What you return should be the lines of the data containing "launch", each in full.
----
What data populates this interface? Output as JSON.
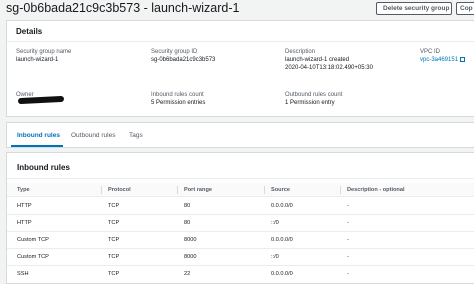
{
  "page": {
    "title": "sg-0b6bada21c9c3b573 - launch-wizard-1",
    "delete_button": "Delete security group",
    "copy_button": "Cop"
  },
  "details": {
    "header": "Details",
    "fields": {
      "sg_name_label": "Security group name",
      "sg_name_value": "launch-wizard-1",
      "sg_id_label": "Security group ID",
      "sg_id_value": "sg-0b6bada21c9c3b573",
      "description_label": "Description",
      "description_line1": "launch-wizard-1 created",
      "description_line2": "2020-04-10T13:18:02.490+05:30",
      "vpc_id_label": "VPC ID",
      "vpc_id_value": "vpc-3a469151",
      "owner_label": "Owner",
      "inbound_count_label": "Inbound rules count",
      "inbound_count_value": "5 Permission entries",
      "outbound_count_label": "Outbound rules count",
      "outbound_count_value": "1 Permission entry"
    }
  },
  "tabs": [
    {
      "label": "Inbound rules",
      "active": true
    },
    {
      "label": "Outbound rules",
      "active": false
    },
    {
      "label": "Tags",
      "active": false
    }
  ],
  "inbound": {
    "header": "Inbound rules",
    "columns": [
      "Type",
      "Protocol",
      "Port range",
      "Source",
      "Description - optional"
    ],
    "rows": [
      [
        "HTTP",
        "TCP",
        "80",
        "0.0.0.0/0",
        "-"
      ],
      [
        "HTTP",
        "TCP",
        "80",
        "::/0",
        "-"
      ],
      [
        "Custom TCP",
        "TCP",
        "8000",
        "0.0.0.0/0",
        "-"
      ],
      [
        "Custom TCP",
        "TCP",
        "8000",
        "::/0",
        "-"
      ],
      [
        "SSH",
        "TCP",
        "22",
        "0.0.0.0/0",
        "-"
      ]
    ]
  },
  "colors": {
    "accent": "#0073bb",
    "text": "#16191f",
    "muted": "#545b64"
  }
}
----
| Task response |
    "title": "sg-0b6bada21c9c3b573 - launch-wizard-1",
      "sg_name_value": "launch-wizard-1",
      "description_line1": "launch-wizard-1 created",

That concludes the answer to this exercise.